A test in the Hoh

Click on the above image if you haven't done so already.  Go ahead, I'll wait.  

This was shot in the middle of winter in the Hoh Rainforest in the Olympic National Park.  The Hoh is officially the wettest place in the continental US and it was raining the day i took this.  The image is a 4 shot vertical panorama taken near the Hall of Mosses.   I wanted to take a shot that conveyed a bit of what it was like being "in" the forest and everything that's going on.

Shooting in a forest is generally not easy, and shooting in a rain forest is even harder.  It's so very difficult to get a clean composition without a million things intruding in the image or distracting from the scene.  Especially in this shot, there is SO MUCH going on in this part of the forest, how do you distill the composition to create a pleasing image....that was the test for me.

I spent about 5 minutes just looking at this scene, trying to compose and visualize what the final image might look like.  I scanned left and right and back again stitching a pano in my head and looking at the composition, the balance, distracting elements, noting what I need to do in the camera to capture the scene.  

Once I finally put down my tripod, it took me another 5 minutes at least to get the right positioning for my camera.   One of the lessons that my good friend Jack Graham preaches to his students is "space".  Specifically, having space between elements in the image and leaving enough space between elements and the edge of the image.  This lessons is so true and one that i've practiced for many years.  One of the key parts of me composing a shot is not looking at how pretty the scene is, or my camera settings.....I'm looking if I have the right amount of space in my image and if there are any distracting elements.    In setting up this shot, I repositioned my tripod no less than 6 times, trying to create space between the tree trunks so they don't overlap.  I found a spot that had the minimal amount of overlap and maximum space between the trees, so that's where I left my tripod.  

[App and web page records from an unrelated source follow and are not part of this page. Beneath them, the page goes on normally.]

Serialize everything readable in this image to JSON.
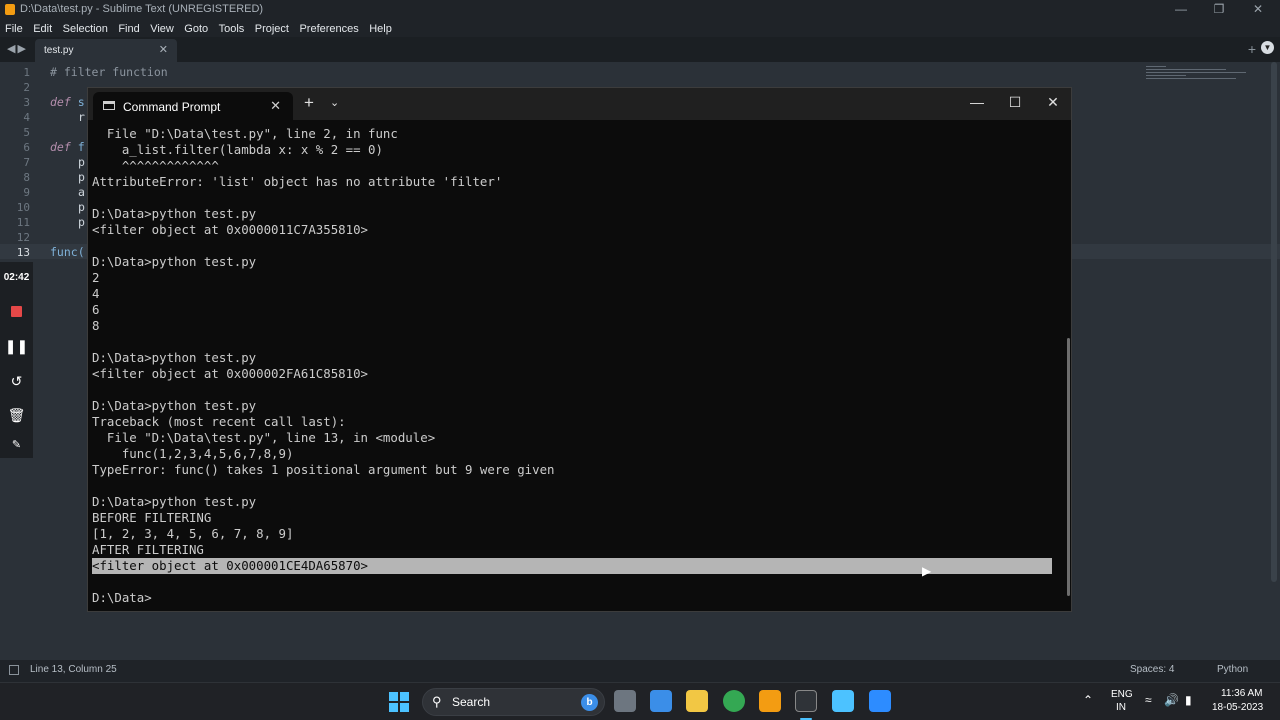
{
  "sublime": {
    "title": "D:\\Data\\test.py - Sublime Text (UNREGISTERED)",
    "menu": [
      "File",
      "Edit",
      "Selection",
      "Find",
      "View",
      "Goto",
      "Tools",
      "Project",
      "Preferences",
      "Help"
    ],
    "tab_label": "test.py",
    "line_numbers": [
      "1",
      "2",
      "3",
      "4",
      "5",
      "6",
      "7",
      "8",
      "9",
      "10",
      "11",
      "12",
      "13"
    ],
    "current_line": "13",
    "code_fragments": {
      "l1": "# filter function",
      "l3_kw": "def",
      "l3_rest": " s",
      "l4": "r",
      "l6_kw": "def",
      "l6_rest": " f",
      "l7": "p",
      "l8": "p",
      "l9": "a",
      "l10": "p",
      "l11": "p",
      "l13": "func("
    },
    "status": {
      "position": "Line 13, Column 25",
      "spaces": "Spaces: 4",
      "syntax": "Python"
    }
  },
  "recorder": {
    "time": "02:42"
  },
  "cmd": {
    "tab_title": "Command Prompt",
    "lines": [
      "  File \"D:\\Data\\test.py\", line 2, in func",
      "    a_list.filter(lambda x: x % 2 == 0)",
      "    ^^^^^^^^^^^^^",
      "AttributeError: 'list' object has no attribute 'filter'",
      "",
      "D:\\Data>python test.py",
      "<filter object at 0x0000011C7A355810>",
      "",
      "D:\\Data>python test.py",
      "2",
      "4",
      "6",
      "8",
      "",
      "D:\\Data>python test.py",
      "<filter object at 0x000002FA61C85810>",
      "",
      "D:\\Data>python test.py",
      "Traceback (most recent call last):",
      "  File \"D:\\Data\\test.py\", line 13, in <module>",
      "    func(1,2,3,4,5,6,7,8,9)",
      "TypeError: func() takes 1 positional argument but 9 were given",
      "",
      "D:\\Data>python test.py",
      "BEFORE FILTERING",
      "[1, 2, 3, 4, 5, 6, 7, 8, 9]",
      "AFTER FILTERING",
      "<filter object at 0x000001CE4DA65870>",
      "",
      "D:\\Data>"
    ],
    "selected_line_index": 27
  },
  "taskbar": {
    "search_label": "Search",
    "language": "ENG",
    "region": "IN",
    "time": "11:36 AM",
    "date": "18-05-2023"
  },
  "icons": {
    "colors": {
      "file_explorer": "#f2c744",
      "chrome": "#34a853",
      "sublime": "#f39c12",
      "notepad": "#4cc2ff",
      "zoom": "#2d8cff",
      "store": "#3b8ee8"
    }
  }
}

Even though it was overcast and raining, there was still a lot of light in the sky.  Underneath the forest canopy, it is fairly dark with lots of shadows or areas where i could lose detail in the shot.  So, the next thing i knew is that I did not want any of the sky showing in this shot.  This would reduce the dynamic range needed, and, would allow more accurate metering of the forest scene.  Sky = no no for this image.

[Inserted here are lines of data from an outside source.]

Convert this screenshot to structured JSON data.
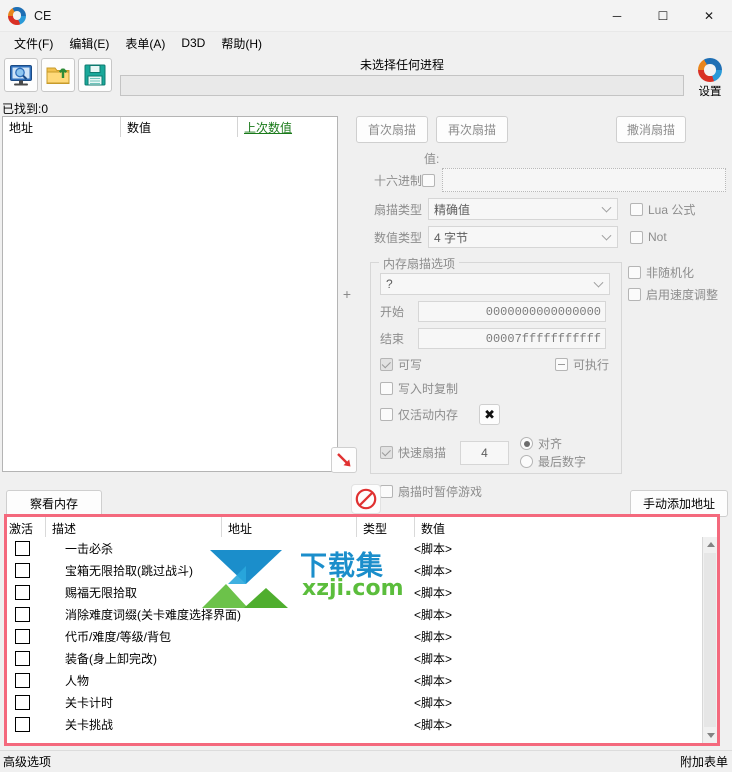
{
  "window": {
    "title": "CE",
    "logo_icon": "ce-swirl-icon",
    "minimize_label": "─",
    "maximize_label": "☐",
    "close_label": "✕"
  },
  "menu": {
    "items": [
      {
        "label": "文件(F)",
        "name": "menu-file"
      },
      {
        "label": "编辑(E)",
        "name": "menu-edit"
      },
      {
        "label": "表单(A)",
        "name": "menu-table"
      },
      {
        "label": "D3D",
        "name": "menu-d3d"
      },
      {
        "label": "帮助(H)",
        "name": "menu-help"
      }
    ]
  },
  "toolbar": {
    "icons": [
      {
        "name": "process-select-icon",
        "glyph": "monitor-magnifier"
      },
      {
        "name": "open-file-icon",
        "glyph": "folder-up"
      },
      {
        "name": "save-file-icon",
        "glyph": "floppy-disk"
      }
    ],
    "process_label": "未选择任何进程",
    "process_value": "",
    "settings_label": "设置",
    "settings_icon": "ce-swirl-icon"
  },
  "found": {
    "label": "已找到:0"
  },
  "results": {
    "columns": [
      {
        "label": "地址",
        "name": "result-col-address"
      },
      {
        "label": "数值",
        "name": "result-col-value"
      },
      {
        "label": "上次数值",
        "name": "result-col-previous"
      }
    ],
    "rows": []
  },
  "scan": {
    "first_scan_label": "首次扇描",
    "next_scan_label": "再次扇描",
    "undo_scan_label": "撒消扇描",
    "value_label": "值:",
    "value_input": "",
    "hex_label": "十六进制",
    "hex_checked": false,
    "scan_type_label": "扇描类型",
    "scan_type_value": "精确值",
    "value_type_label": "数值类型",
    "value_type_value": "4 字节",
    "lua_label": "Lua 公式",
    "lua_checked": false,
    "not_label": "Not",
    "not_checked": false,
    "unrandomize_label": "非随机化",
    "unrandomize_checked": false,
    "speedhack_label": "启用速度调整",
    "speedhack_checked": false
  },
  "memscan": {
    "group_title": "内存扇描选项",
    "region_value": "?",
    "start_label": "开始",
    "start_value": "0000000000000000",
    "stop_label": "结束",
    "stop_value": "00007fffffffffff",
    "writable_label": "可写",
    "writable_checked": true,
    "executable_label": "可执行",
    "executable_state": "dash",
    "copyonwrite_label": "写入时复制",
    "copyonwrite_checked": false,
    "active_mem_label": "仅活动内存",
    "active_mem_checked": false,
    "x_button_label": "✖",
    "fast_scan_label": "快速扇描",
    "fast_scan_checked": true,
    "fast_scan_value": "4",
    "align_label": "对齐",
    "align_selected": true,
    "lastdigits_label": "最后数字",
    "lastdigits_selected": false,
    "pause_label": "扇描时暂停游戏",
    "pause_checked": false
  },
  "tools": {
    "arrow_icon": "red-diagonal-arrow-icon",
    "prohibit_icon": "red-prohibit-icon",
    "splitter_icon": "cross-splitter-icon"
  },
  "midbar": {
    "view_memory_label": "察看内存",
    "add_address_label": "手动添加地址"
  },
  "cheat_table": {
    "columns": [
      {
        "label": "激活",
        "name": "table-col-active"
      },
      {
        "label": "描述",
        "name": "table-col-description"
      },
      {
        "label": "地址",
        "name": "table-col-address"
      },
      {
        "label": "类型",
        "name": "table-col-type"
      },
      {
        "label": "数值",
        "name": "table-col-value"
      }
    ],
    "rows": [
      {
        "active": false,
        "description": "一击必杀",
        "address": "",
        "type": "",
        "value": "<脚本>"
      },
      {
        "active": false,
        "description": "宝箱无限拾取(跳过战斗)",
        "address": "",
        "type": "",
        "value": "<脚本>"
      },
      {
        "active": false,
        "description": "赐福无限拾取",
        "address": "",
        "type": "",
        "value": "<脚本>"
      },
      {
        "active": false,
        "description": "消除难度词缀(关卡难度选择界面)",
        "address": "",
        "type": "",
        "value": "<脚本>"
      },
      {
        "active": false,
        "description": "代币/难度/等级/背包",
        "address": "",
        "type": "",
        "value": "<脚本>"
      },
      {
        "active": false,
        "description": "装备(身上卸完改)",
        "address": "",
        "type": "",
        "value": "<脚本>"
      },
      {
        "active": false,
        "description": "人物",
        "address": "",
        "type": "",
        "value": "<脚本>"
      },
      {
        "active": false,
        "description": "关卡计时",
        "address": "",
        "type": "",
        "value": "<脚本>"
      },
      {
        "active": false,
        "description": "关卡挑战",
        "address": "",
        "type": "",
        "value": "<脚本>"
      }
    ],
    "scrollbar": {
      "up_icon": "scroll-up-arrow-icon",
      "down_icon": "scroll-down-arrow-icon"
    },
    "highlight_color": "#f4697d"
  },
  "watermark": {
    "text": "下载集",
    "url": "xzji.com",
    "logo_icon": "download-arrow-mountain-icon",
    "blue": "#1b8ecb",
    "green": "#5bbd3c"
  },
  "statusbar": {
    "advanced_label": "高级选项",
    "extra_label": "附加表单"
  }
}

Once i put my camera on the tripod and got everything level, I put my eye to the eyecup and panned left to right several times, slowly, looking for how the image flowed left to right, AND, looking for distracting elements or things that didn't quite fit. How far should I go left to right would dictate how many shots I would need to take.  I really liked the HUGE tree on the left and decided to anchor the left side of the frame with that tree.  There are a couple of really cool tree trunks just right of center and then to the far right, I liked the quality of light that I was seeing so I was able to pick an end point for the right side.  

One area of the image that bothered me was the immediate foreground.  There wasn't anything super cool about it and it was fairly messy with lots of dead branches, leaves and other forest debris.  I made the decision that I would exclude a portion of the foreground.   So a this point I knew that I didn't want the sky, and, I didn't want a portion of the foreground....i knew how much of the scene I wanted to capture and that in itself dictated what focal length I should use to capture the image.

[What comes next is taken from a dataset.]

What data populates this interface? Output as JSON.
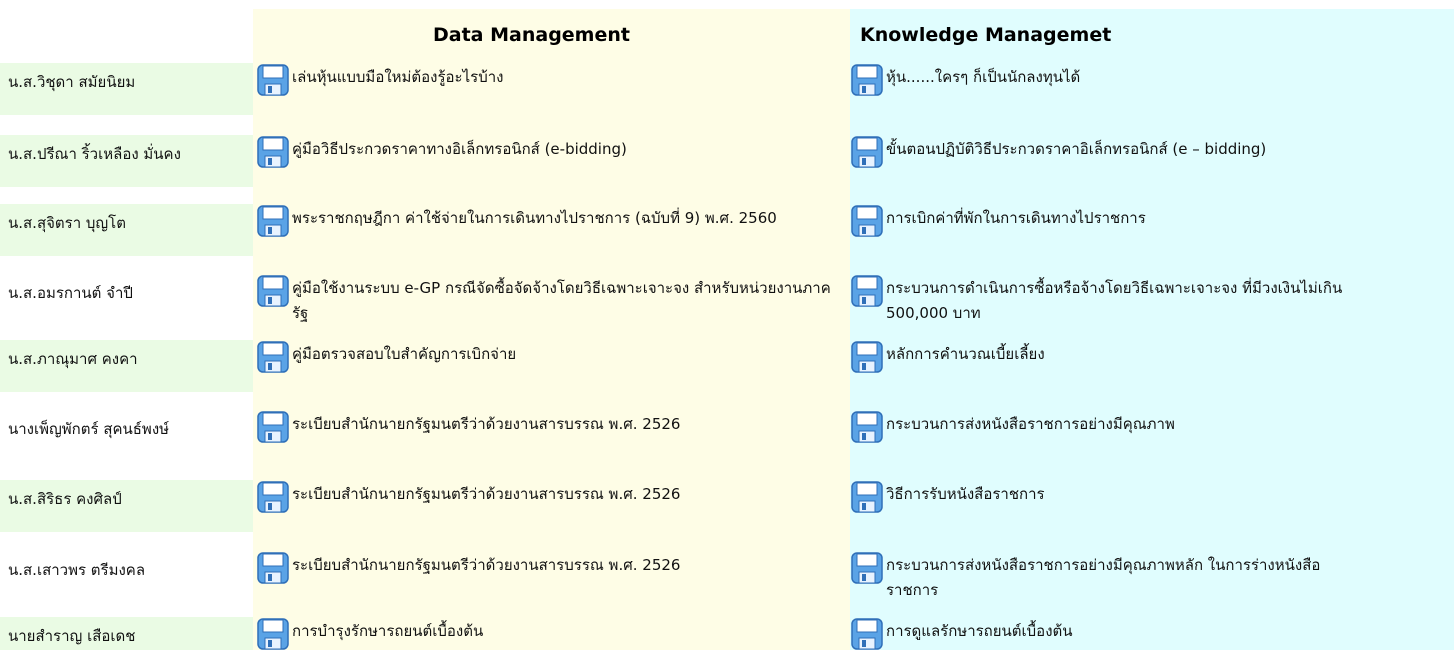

The rest is really just the technical aspects of the shot. I metered the scene in several different places and decided on the correct shutter speed for my aperture.  Then started shooting from left to right, overlapping each image enough so the stitching software would have the information it needs.   I only shot one pano series for this, no backup in case I did something wrong.   

Once home, I stitched the images together in Lightroom then took the image in to Photoshop.  Once there, I used several Nik products as well as worked several layers of luminosity masks to bring out certain areas of the image.  When i was done, this file was over 1gb!!!!!   

i don't shoot a lot of panos in general, but I do like them in specific situations and they can do a wonderful job of conveying a sense of presence to  your viewers.